Legacy bakeries face challenges with today’s food safety standards. A plant’s mixers, dividers and even conveyors may be just a decade old, but bakeries with equipment installed before the Food Safety Modernization Act of 2011 may discover that upgrading to current rules might be easier said than done.
Sometimes companies need to accept that they need to invest to meet today’s standards for sanitary design feature open-frame construction and are built to prevent debris, allergens and microbials from harboring in nooks and crannies. From a maintenance point of view, toolless parts have streamlined the time it takes to clean and replace components on a regular basis — and even reduce costly changeover time on high-speed production lines.

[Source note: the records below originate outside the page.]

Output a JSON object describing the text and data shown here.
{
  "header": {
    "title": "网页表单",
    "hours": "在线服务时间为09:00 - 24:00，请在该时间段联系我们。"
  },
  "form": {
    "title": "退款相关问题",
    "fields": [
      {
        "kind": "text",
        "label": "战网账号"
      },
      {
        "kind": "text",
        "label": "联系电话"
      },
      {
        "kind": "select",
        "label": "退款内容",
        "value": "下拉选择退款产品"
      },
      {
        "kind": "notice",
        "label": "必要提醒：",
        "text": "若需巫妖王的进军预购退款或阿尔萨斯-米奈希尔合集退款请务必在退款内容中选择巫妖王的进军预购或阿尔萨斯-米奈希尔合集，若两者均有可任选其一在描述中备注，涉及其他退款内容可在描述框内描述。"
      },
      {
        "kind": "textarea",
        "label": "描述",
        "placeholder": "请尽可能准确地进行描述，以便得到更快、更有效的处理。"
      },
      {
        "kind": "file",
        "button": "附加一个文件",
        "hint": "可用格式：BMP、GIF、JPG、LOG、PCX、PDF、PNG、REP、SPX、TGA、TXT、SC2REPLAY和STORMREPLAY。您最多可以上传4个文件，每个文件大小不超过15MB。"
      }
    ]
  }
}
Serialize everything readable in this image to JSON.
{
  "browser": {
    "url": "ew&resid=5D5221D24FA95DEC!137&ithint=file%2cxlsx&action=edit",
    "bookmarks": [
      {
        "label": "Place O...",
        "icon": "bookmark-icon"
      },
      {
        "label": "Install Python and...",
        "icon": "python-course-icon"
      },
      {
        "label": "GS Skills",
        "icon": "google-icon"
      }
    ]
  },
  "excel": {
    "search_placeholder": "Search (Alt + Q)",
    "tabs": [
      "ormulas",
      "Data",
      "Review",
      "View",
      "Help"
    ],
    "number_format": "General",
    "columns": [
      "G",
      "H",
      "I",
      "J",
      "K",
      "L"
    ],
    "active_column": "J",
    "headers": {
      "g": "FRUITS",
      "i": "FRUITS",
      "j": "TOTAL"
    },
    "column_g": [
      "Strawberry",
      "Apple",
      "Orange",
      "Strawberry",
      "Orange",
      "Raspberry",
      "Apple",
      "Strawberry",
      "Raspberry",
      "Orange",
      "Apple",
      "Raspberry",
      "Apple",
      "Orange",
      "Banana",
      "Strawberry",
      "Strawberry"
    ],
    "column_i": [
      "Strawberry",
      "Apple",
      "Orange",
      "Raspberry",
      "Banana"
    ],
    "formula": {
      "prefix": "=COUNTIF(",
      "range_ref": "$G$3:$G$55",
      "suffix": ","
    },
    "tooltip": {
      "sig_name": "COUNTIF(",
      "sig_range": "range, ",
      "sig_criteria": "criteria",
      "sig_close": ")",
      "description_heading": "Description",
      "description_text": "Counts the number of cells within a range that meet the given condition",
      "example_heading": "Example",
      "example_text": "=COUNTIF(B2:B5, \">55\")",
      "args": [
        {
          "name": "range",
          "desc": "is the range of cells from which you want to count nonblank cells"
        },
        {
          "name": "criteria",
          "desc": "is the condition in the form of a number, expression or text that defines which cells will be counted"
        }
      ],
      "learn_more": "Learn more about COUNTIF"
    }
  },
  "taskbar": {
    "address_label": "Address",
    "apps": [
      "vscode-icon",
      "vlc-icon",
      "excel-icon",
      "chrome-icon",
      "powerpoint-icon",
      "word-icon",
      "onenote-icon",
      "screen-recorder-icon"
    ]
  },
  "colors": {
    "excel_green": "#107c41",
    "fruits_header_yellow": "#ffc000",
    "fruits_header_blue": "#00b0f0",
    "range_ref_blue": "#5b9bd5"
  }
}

All of this should be considered when it comes to return on investment for new equipment. To determine if a production line needs an upgrade, one approach is to review equipment with a cross-functional team that includes the operators, engineers, sanitors and mechanics with working knowledge of the systems to identify design challenges that lead to inefficient cleaning, maintenance and inspection.
At the same time, look for those potential opportunities where modifications, such as switching to servo motors or adding digital controls, can be made to increase yield, which increases operating efficiency. And look at how busy the line operators are working. If they’re racing around, aligning dough pieces, doing unnecessary lifting or pushing along pans to keep product flowing, maybe it’s time to give so-called automated line needs a closer look and plan for future capital investment opportunities.